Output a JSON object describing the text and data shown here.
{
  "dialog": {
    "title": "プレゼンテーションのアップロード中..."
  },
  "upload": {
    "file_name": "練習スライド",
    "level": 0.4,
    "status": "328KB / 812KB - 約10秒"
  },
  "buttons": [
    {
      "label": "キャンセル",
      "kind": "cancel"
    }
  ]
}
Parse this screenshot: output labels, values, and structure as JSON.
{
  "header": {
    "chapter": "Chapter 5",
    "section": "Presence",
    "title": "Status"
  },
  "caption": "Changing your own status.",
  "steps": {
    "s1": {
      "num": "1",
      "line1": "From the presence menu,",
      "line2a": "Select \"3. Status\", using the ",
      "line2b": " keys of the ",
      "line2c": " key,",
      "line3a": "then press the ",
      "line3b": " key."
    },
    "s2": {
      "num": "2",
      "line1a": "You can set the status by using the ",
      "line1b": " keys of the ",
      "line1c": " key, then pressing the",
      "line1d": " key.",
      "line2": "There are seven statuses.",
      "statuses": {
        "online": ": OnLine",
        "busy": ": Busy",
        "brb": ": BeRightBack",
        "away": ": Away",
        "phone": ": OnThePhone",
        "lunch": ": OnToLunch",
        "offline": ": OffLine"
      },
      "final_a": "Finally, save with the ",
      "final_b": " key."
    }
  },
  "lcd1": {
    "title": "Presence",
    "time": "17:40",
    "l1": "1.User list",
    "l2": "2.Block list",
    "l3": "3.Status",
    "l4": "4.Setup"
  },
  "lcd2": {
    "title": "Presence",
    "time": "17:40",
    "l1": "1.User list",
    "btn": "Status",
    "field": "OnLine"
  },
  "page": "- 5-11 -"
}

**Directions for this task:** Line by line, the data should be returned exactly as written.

**Exercise response:**
Output a JSON object describing the text and data shown here.
{
  "dialog": {
    "title": "プレゼンテーションのアップロード中..."
  },
  "upload": {
    "file_name": "練習スライド",
    "level": 0.4,
    "status": "328KB / 812KB - 約10秒"
  },
  "buttons": [
    {
      "label": "キャンセル",
      "kind": "cancel"
    }
  ]
}
Parse this screenshot: output labels, values, and structure as JSON.
{
  "header": {
    "chapter": "Chapter 5",
    "section": "Presence",
    "title": "Status"
  },
  "caption": "Changing your own status.",
  "steps": {
    "s1": {
      "num": "1",
      "line1": "From the presence menu,",
      "line2a": "Select \"3. Status\", using the ",
      "line2b": " keys of the ",
      "line2c": " key,",
      "line3a": "then press the ",
      "line3b": " key."
    },
    "s2": {
      "num": "2",
      "line1a": "You can set the status by using the ",
      "line1b": " keys of the ",
      "line1c": " key, then pressing the",
      "line1d": " key.",
      "line2": "There are seven statuses.",
      "statuses": {
        "online": ": OnLine",
        "busy": ": Busy",
        "brb": ": BeRightBack",
        "away": ": Away",
        "phone": ": OnThePhone",
        "lunch": ": OnToLunch",
        "offline": ": OffLine"
      },
      "final_a": "Finally, save with the ",
      "final_b": " key."
    }
  },
  "lcd1": {
    "title": "Presence",
    "time": "17:40",
    "l1": "1.User list",
    "l2": "2.Block list",
    "l3": "3.Status",
    "l4": "4.Setup"
  },
  "lcd2": {
    "title": "Presence",
    "time": "17:40",
    "l1": "1.User list",
    "btn": "Status",
    "field": "OnLine"
  },
  "page": "- 5-11 -"
}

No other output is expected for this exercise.